Sex Crimes In New Orleans, Separate And Unequal
NEW ORLEANS -- In their neighborhoods, they are sometimes taunted with dirty looks and jeers. Their pictures hang on the walls of local community centers where their children and grandchildren play. And their names and addresses are listed in newspapers and mailed out on postcards to everyone in the neighborhood.
Landing a job or even finding a landlord willing to give them a place to stay is a challenge.
These women wear a scarlet letter -- rather, 11 letters -- spelled out on their driver’s licenses in bright orange text: SEX OFFENDER.
They aren’t child molesters or pedophiles. Most are poor, hard-luck black women in New Orleans who agreed to exchange oral or anal sex for money. In doing so they violated the latest version of Louisiana’s 206-year-old Crime Against Nature law, which carries a maximum penalty of up to five years in prison and registration as a sex offender.
Opponents of the law say it is discriminatory and targets poor women and the gay and transgendered community who engage in what they call “survival sex.” In March, the Center for Constitutional Rights filed a lawsuit on behalf of nine anonymous plaintiffs against the state, Gov. Bobby Jindal (R) and a host of state agencies, calling the law unconstitutional.
“There are a number of absurd things in the Louisiana laws, and this is one of the more absurd,” said R. Judson Mitchell, a law professor at the law clinic at Loyola University in New Orleans. “There are crimes against nature happening at strip clubs on Bourbon Street every single night. The difference is we are dealing with women that didn’t have a fancy strip club to go to.”
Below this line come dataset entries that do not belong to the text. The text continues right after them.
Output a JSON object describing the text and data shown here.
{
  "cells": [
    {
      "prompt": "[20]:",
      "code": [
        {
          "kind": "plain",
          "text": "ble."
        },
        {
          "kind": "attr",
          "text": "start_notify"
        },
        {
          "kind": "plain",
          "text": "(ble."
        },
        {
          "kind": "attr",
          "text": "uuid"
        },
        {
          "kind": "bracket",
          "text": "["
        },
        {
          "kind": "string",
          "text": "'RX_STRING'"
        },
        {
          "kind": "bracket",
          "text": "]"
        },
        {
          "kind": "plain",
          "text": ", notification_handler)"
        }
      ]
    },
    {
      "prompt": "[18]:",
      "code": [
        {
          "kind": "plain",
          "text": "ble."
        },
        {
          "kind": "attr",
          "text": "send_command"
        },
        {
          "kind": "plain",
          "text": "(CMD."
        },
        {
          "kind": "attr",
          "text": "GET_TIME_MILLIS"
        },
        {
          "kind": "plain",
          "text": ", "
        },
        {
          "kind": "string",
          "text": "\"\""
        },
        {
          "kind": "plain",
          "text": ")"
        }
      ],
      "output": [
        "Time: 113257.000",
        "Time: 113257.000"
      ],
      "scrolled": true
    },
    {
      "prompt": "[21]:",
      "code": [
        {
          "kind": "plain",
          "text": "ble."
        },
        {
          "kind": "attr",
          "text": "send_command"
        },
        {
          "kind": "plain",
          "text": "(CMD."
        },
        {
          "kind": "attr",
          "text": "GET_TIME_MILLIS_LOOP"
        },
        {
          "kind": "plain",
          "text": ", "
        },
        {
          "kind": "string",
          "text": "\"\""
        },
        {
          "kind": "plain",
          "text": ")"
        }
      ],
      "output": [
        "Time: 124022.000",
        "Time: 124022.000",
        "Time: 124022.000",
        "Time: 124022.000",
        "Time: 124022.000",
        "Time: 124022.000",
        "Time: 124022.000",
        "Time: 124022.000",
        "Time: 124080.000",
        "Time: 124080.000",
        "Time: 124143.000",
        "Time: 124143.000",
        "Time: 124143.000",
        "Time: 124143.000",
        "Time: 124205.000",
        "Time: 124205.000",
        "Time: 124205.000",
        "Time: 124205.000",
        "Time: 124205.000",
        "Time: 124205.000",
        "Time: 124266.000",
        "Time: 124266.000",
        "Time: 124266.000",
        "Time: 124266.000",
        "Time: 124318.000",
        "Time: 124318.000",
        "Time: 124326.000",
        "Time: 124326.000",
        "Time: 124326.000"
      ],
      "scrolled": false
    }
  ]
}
Indeed, New Orleans has long been a historic bastion of sex and vice, synonymous with food, jazz and the lore of Storyville, the fabled red-light district that clinched the city’s reputation for high-class prostitution more than a century ago. Any night along the city's seamy side streets and in hotels that dot the French Quarter, tourists and locals pay for a variety of sexual pleasures.
Most of the people involved in the sex trade in New Orleans -- and elsewhere, for that matter -- struggle with drug addiction, mental illness or past sexual trauma. Some are homeless and many more use their bodies to fuel their addictions or to feed themselves or their families.
And the statutes that define the solicitation of crimes against nature differ from the state’s prostitution laws. Prostitution, a misdemeanor, includes the solicitation of vaginal sex only. A second conviction of solicitation of oral or anal sex, so-called crimes against nature, is a felony, which requires annual registration as a sex offender for anywhere from 10 years to life. It also requires inclusion on an online database of sexual predators.
In New Orleans, more than 40 percent of the people on the sex offender registry are on in it because of a crime against nature conviction, according to the Center for Constitutional Rights. Of that 40 percent, well over 80 percent are black women.
Louisiana is one of only a few states, if not the only one, that makes the solicitation of different sexual acts separate crimes. And it is the only state that requires people who sell their bodies to register as sex offenders, according to the Center for Constitutional Rights.
Until last summer, when the State Legislature amended the law, a first conviction of a crime against nature was a felony. Though the law was changed to make the first conviction a misdemeanor and the second a felony, it did not grandfather in those convicted of first time offenses before the law was changed.
State Sen. J.P. Morrell (D), who represents New Orleans, sponsored the bill that amended the law. He said he was hoping to get the solicitation of a crime against nature law completely abolished, putting those acts on par with prostitution.
But to get the bill passed he said he had to make concessions. Amending the existing law was progress nonetheless for a state legislature that he said "could be like a bunch of junior high school kids" unwilling to risk political capital over hot-button issues like sex offenders and prostitution.
“Having a sex offender label for the rest of your life because you offered to do two kinds of sex over a third kind just doesn’t make any sense,” Morrell said.
Deon Haywood, founder of Women with a Vision, an outreach group that deals with women on the margins that has led the fight against the crime against nature stigma and legislation, called the law an “assault on poor women.”
“Who else are the police going to have access to? Poor women, black women and street-based sex workers,” Haywood said. “Once convicted, they are treated the same way as if they were a pedophile or rapist.”
But unlike sex by force or coercion, the solicitation of a crime against nature is in essence a “talking crime.” All it takes is a verbal agreement, an offer.
“As a result of our law, not only have we punished them for the mere saying of words, we’ve punished them to an extent greater than if they actually performed the sex act in public,” said Calvin Johnson, a retired Orleans Parish criminal district judge, who said that during a 17-year career he found the law unconstitutional on three separate instances only to be overruled by the state Supreme Court each time. “We’ve punished them to the extent of a felony and made them a sex offender. We have 'X'-ed them out of social benefits, out of jobs, out of neighborhoods, out of housing, which has an adverse effect on society.”
“Not only have we punished that person for saying those words,” he continued. “We’ve done the dumbest-ass things that any state could possibly do.”